__What needs to be done__
Whenever a line in the data below includes the string "flag", copy it out.

==== Records

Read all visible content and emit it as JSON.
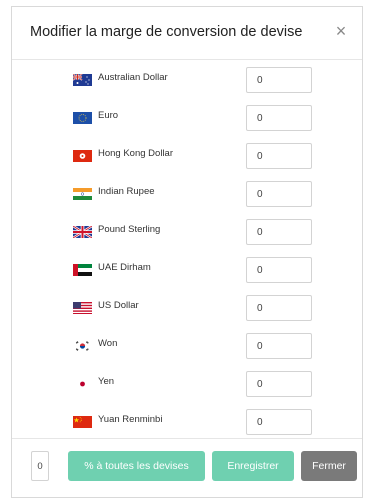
{
  "modal": {
    "title": "Modifier la marge de conversion de devise",
    "close_glyph": "×"
  },
  "currencies": [
    {
      "name": "Australian Dollar",
      "value": "0",
      "flag_icon": "flag-australia-icon"
    },
    {
      "name": "Euro",
      "value": "0",
      "flag_icon": "flag-eu-icon"
    },
    {
      "name": "Hong Kong Dollar",
      "value": "0",
      "flag_icon": "flag-hong-kong-icon"
    },
    {
      "name": "Indian Rupee",
      "value": "0",
      "flag_icon": "flag-india-icon"
    },
    {
      "name": "Pound Sterling",
      "value": "0",
      "flag_icon": "flag-uk-icon"
    },
    {
      "name": "UAE Dirham",
      "value": "0",
      "flag_icon": "flag-uae-icon"
    },
    {
      "name": "US Dollar",
      "value": "0",
      "flag_icon": "flag-usa-icon"
    },
    {
      "name": "Won",
      "value": "0",
      "flag_icon": "flag-south-korea-icon"
    },
    {
      "name": "Yen",
      "value": "0",
      "flag_icon": "flag-japan-icon"
    },
    {
      "name": "Yuan Renminbi",
      "value": "0",
      "flag_icon": "flag-china-icon"
    }
  ],
  "footer": {
    "global_margin_value": "0",
    "apply_all_label": "% à toutes les devises",
    "save_label": "Enregistrer",
    "close_label": "Fermer"
  },
  "colors": {
    "accent": "#6fd0b0",
    "secondary": "#7a7a7a"
  }
}
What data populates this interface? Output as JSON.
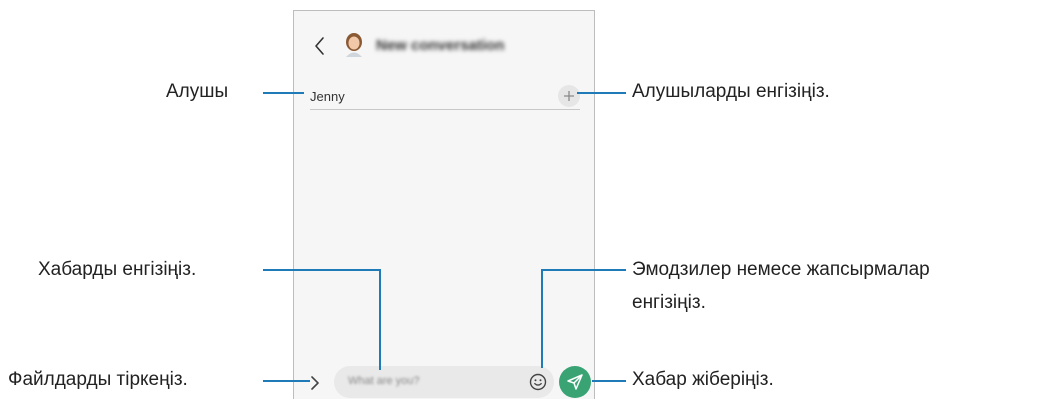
{
  "header": {
    "title": "New conversation"
  },
  "recipient": {
    "value": "Jenny"
  },
  "composer": {
    "placeholder": "What are you?"
  },
  "callouts": {
    "recipient": "Алушы",
    "add_recipients": "Алушыларды енгізіңіз.",
    "enter_message": "Хабарды енгізіңіз.",
    "emoji_line1": "Эмодзилер немесе жапсырмалар",
    "emoji_line2": "енгізіңіз.",
    "attach_files": "Файлдарды тіркеңіз.",
    "send_message": "Хабар жіберіңіз."
  },
  "colors": {
    "leader_line": "#1f7bb8",
    "send_button": "#3aa374",
    "phone_background": "#f6f6f6"
  },
  "icons": [
    "chevron-left-icon",
    "avatar-icon",
    "plus-icon",
    "chevron-right-icon",
    "emoji-icon",
    "send-icon"
  ]
}
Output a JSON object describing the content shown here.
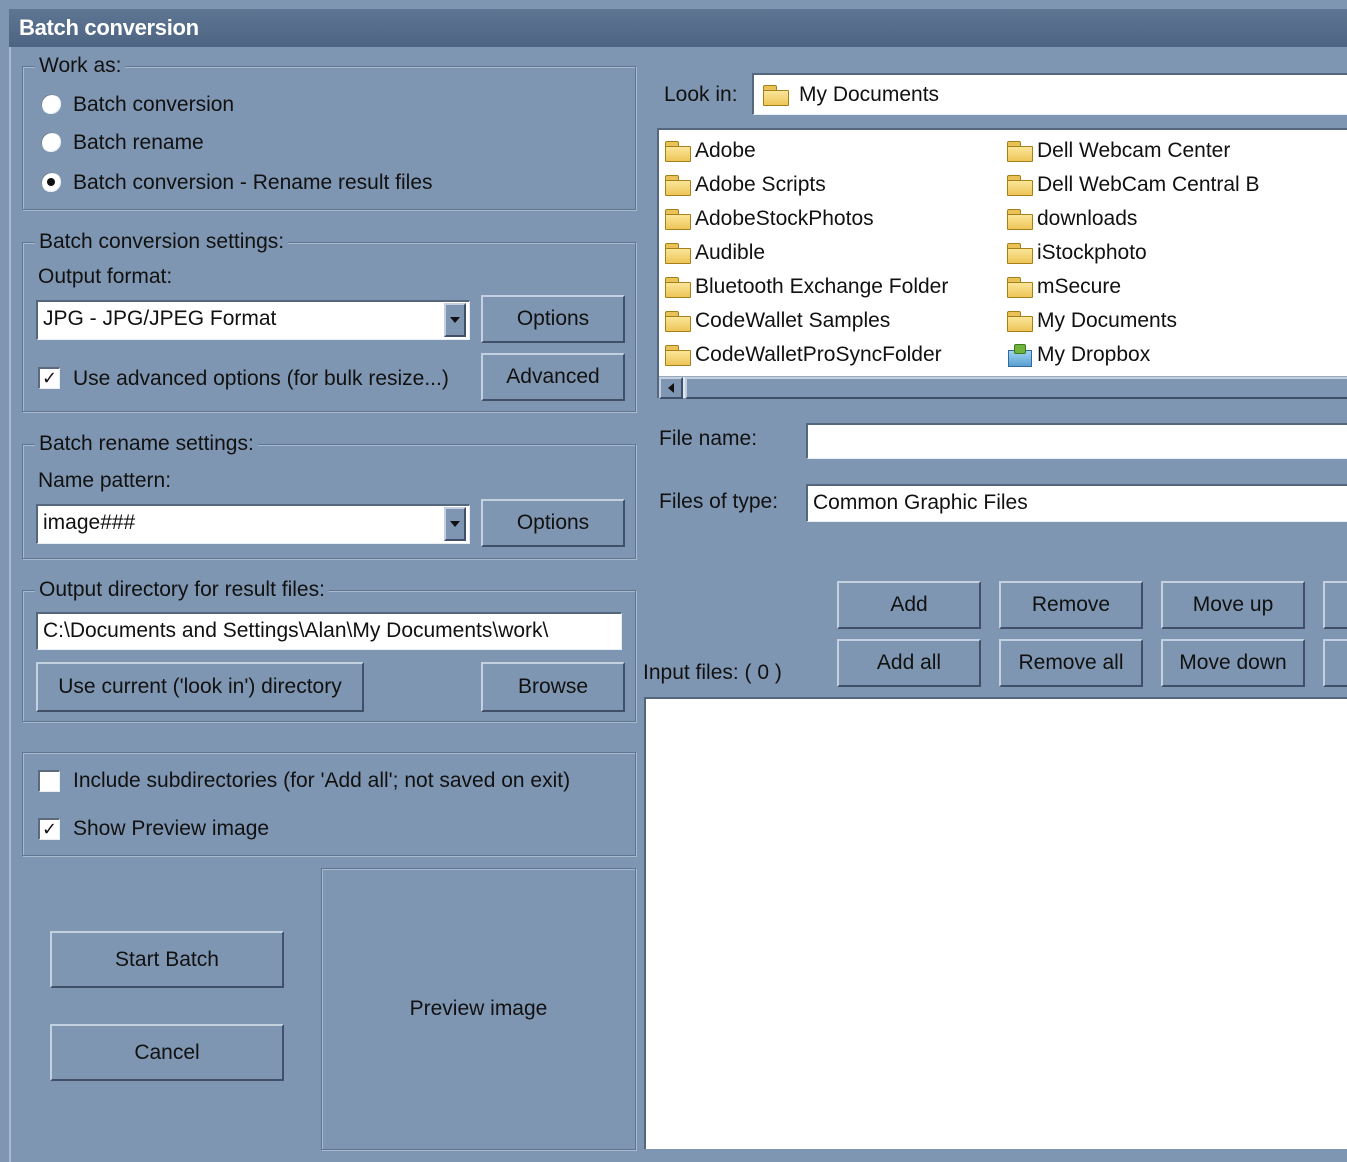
{
  "window": {
    "title": "Batch conversion"
  },
  "work_as": {
    "legend": "Work as:",
    "options": [
      {
        "label": "Batch conversion",
        "selected": false
      },
      {
        "label": "Batch rename",
        "selected": false
      },
      {
        "label": "Batch conversion - Rename result files",
        "selected": true
      }
    ]
  },
  "conversion": {
    "legend": "Batch conversion settings:",
    "output_format_label": "Output format:",
    "output_format_value": "JPG - JPG/JPEG Format",
    "options_button": "Options",
    "advanced_checkbox_label": "Use advanced options (for bulk resize...)",
    "advanced_checked": true,
    "advanced_button": "Advanced"
  },
  "rename": {
    "legend": "Batch rename settings:",
    "name_pattern_label": "Name pattern:",
    "name_pattern_value": "image###",
    "options_button": "Options"
  },
  "output_dir": {
    "legend": "Output directory for result files:",
    "path": "C:\\Documents and Settings\\Alan\\My Documents\\work\\",
    "use_current_button": "Use current ('look in') directory",
    "browse_button": "Browse"
  },
  "misc": {
    "include_subdirs_label": "Include subdirectories (for 'Add all'; not saved on exit)",
    "include_subdirs_checked": false,
    "show_preview_label": "Show Preview image",
    "show_preview_checked": true
  },
  "actions": {
    "start_batch": "Start Batch",
    "cancel": "Cancel"
  },
  "preview": {
    "label": "Preview image"
  },
  "browser": {
    "look_in_label": "Look in:",
    "look_in_value": "My Documents",
    "files_col1": [
      "Adobe",
      "Adobe Scripts",
      "AdobeStockPhotos",
      "Audible",
      "Bluetooth Exchange Folder",
      "CodeWallet Samples",
      "CodeWalletProSyncFolder"
    ],
    "files_col2": [
      "Dell Webcam Center",
      "Dell WebCam Central B",
      "downloads",
      "iStockphoto",
      "mSecure",
      "My Documents",
      "My Dropbox"
    ],
    "file_name_label": "File name:",
    "file_name_value": "",
    "files_of_type_label": "Files of type:",
    "files_of_type_value": "Common Graphic Files"
  },
  "list_buttons": {
    "add": "Add",
    "remove": "Remove",
    "move_up": "Move up",
    "add_all": "Add all",
    "remove_all": "Remove all",
    "move_down": "Move down"
  },
  "input_files": {
    "label": "Input files: ( 0 )"
  }
}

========

__Solved exercise__
      "flag_icon": "flag-australia-icon"
      "flag_icon": "flag-eu-icon"
      "flag_icon": "flag-hong-kong-icon"
      "flag_icon": "flag-india-icon"
      "flag_icon": "flag-uk-icon"
      "flag_icon": "flag-uae-icon"
      "flag_icon": "flag-usa-icon"
      "flag_icon": "flag-south-korea-icon"
      "flag_icon": "flag-japan-icon"
      "flag_icon": "flag-china-icon"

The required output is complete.